==== Listed entries

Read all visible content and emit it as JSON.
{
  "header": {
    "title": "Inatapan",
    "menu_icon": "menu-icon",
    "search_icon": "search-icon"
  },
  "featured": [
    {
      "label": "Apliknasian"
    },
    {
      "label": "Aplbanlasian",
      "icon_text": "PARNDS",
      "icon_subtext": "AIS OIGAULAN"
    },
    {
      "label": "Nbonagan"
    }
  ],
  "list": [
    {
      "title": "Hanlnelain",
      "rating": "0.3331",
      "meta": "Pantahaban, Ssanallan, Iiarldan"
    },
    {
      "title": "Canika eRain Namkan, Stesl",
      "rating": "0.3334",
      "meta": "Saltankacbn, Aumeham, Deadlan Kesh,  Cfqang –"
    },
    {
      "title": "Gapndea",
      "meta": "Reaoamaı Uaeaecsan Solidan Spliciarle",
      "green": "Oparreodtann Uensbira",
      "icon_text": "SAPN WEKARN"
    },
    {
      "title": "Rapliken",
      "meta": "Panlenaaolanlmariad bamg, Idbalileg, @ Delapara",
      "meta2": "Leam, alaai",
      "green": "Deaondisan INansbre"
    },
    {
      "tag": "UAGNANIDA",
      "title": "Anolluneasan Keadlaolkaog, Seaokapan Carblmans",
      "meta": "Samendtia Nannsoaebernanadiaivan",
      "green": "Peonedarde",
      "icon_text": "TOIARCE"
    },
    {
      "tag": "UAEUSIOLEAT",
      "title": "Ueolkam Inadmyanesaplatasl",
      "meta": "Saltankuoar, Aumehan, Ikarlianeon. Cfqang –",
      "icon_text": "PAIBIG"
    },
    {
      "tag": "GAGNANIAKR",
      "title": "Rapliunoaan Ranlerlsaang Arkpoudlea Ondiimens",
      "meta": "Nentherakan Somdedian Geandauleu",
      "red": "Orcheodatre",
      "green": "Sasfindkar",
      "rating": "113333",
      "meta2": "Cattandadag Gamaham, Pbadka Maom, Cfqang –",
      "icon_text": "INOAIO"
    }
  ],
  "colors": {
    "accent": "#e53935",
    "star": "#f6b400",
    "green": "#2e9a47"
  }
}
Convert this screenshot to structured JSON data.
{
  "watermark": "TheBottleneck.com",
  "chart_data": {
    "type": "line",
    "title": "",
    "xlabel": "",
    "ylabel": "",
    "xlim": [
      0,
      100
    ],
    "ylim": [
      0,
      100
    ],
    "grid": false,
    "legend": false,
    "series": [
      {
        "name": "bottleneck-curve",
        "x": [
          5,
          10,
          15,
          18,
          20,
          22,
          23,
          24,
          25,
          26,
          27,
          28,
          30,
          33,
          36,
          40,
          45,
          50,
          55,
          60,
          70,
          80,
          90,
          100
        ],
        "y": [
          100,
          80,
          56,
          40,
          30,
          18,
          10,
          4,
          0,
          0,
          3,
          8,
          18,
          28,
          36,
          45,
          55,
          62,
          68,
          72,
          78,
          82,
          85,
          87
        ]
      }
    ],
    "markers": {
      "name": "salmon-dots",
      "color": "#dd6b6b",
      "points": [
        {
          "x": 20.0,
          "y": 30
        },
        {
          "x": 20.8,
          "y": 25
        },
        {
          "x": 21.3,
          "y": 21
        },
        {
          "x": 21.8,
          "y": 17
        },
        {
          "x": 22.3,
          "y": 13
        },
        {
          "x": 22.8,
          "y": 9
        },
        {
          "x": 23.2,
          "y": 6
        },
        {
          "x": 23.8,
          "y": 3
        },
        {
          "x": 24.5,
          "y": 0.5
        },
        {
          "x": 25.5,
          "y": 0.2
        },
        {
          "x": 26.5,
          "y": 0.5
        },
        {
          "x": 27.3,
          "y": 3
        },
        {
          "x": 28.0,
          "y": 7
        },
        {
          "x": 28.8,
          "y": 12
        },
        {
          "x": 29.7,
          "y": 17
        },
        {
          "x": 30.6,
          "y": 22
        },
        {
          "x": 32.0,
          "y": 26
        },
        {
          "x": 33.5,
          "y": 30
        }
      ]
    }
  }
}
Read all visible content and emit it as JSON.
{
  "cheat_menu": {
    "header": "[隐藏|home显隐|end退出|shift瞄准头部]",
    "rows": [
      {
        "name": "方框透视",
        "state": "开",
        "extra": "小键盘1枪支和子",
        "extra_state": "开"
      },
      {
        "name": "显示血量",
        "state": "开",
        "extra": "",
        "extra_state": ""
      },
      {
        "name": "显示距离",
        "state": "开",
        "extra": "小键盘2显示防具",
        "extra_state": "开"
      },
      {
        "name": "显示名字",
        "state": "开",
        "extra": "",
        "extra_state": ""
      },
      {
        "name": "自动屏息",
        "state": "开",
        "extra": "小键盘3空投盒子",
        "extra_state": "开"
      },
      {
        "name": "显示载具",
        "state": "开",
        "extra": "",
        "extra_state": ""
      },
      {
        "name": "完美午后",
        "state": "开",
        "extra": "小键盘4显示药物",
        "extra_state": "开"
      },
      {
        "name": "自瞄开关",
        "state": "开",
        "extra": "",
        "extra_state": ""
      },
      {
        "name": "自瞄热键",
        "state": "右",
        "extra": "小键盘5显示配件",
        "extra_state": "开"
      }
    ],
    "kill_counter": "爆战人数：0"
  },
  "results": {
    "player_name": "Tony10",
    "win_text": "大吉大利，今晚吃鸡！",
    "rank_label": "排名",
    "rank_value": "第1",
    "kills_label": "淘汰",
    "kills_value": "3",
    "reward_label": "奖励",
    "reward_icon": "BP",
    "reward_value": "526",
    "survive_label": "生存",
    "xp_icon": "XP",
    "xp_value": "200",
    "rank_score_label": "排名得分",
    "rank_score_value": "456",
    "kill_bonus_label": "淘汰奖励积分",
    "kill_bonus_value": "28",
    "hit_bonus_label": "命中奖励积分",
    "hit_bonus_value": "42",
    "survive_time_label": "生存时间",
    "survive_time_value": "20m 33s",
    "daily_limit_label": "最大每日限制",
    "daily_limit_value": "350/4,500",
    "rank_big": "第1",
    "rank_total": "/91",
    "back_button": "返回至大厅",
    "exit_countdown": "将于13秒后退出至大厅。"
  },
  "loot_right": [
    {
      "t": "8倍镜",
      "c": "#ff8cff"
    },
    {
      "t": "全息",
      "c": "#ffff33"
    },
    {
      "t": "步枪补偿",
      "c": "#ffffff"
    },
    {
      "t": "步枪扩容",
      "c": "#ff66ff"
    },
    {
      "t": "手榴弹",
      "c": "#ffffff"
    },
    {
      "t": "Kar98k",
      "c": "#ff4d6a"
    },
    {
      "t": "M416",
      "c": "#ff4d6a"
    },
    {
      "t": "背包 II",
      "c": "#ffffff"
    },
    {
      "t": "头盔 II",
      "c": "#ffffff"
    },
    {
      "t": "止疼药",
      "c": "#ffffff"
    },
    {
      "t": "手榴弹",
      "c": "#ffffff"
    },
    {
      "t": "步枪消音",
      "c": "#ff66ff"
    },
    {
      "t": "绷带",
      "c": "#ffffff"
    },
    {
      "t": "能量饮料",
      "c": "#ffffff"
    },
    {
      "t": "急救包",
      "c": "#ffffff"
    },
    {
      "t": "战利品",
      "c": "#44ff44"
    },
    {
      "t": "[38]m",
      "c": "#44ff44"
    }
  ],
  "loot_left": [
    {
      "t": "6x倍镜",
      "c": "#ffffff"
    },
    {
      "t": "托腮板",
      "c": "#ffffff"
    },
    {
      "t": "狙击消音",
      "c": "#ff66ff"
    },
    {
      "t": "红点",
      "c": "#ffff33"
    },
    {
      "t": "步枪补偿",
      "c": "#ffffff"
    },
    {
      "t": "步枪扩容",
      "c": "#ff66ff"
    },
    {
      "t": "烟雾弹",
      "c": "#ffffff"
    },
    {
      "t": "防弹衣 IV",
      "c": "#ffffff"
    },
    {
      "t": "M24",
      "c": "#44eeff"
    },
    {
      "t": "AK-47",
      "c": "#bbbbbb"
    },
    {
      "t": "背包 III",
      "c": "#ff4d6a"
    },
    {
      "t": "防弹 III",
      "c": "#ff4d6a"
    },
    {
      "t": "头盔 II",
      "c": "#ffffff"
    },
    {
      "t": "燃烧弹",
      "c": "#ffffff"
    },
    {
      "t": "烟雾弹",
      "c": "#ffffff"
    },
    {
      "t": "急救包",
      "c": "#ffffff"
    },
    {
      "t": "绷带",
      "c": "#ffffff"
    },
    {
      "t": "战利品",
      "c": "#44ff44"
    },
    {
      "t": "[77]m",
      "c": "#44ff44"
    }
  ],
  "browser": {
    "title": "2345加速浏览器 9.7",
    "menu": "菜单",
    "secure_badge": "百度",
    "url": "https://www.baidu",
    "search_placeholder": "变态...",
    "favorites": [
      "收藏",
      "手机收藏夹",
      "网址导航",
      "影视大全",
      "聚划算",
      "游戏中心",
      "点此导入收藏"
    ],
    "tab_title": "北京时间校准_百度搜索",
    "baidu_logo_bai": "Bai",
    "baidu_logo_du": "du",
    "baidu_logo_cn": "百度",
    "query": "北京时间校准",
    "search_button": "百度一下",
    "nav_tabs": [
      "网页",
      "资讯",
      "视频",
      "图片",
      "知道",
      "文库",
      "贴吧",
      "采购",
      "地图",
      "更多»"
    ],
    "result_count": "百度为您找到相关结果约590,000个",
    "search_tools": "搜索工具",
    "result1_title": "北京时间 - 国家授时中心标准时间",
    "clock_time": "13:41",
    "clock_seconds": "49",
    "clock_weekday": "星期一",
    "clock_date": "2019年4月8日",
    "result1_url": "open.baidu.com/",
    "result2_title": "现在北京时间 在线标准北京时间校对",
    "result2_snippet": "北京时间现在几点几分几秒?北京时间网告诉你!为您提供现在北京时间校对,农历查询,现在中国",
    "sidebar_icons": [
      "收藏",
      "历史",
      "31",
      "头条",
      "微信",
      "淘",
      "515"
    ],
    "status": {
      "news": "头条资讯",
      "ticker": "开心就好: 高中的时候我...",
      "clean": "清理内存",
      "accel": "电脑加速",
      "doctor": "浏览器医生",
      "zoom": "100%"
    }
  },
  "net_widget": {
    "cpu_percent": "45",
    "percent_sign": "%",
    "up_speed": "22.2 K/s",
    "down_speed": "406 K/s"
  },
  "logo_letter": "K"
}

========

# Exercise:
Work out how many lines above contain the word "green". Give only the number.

# Task solution:
5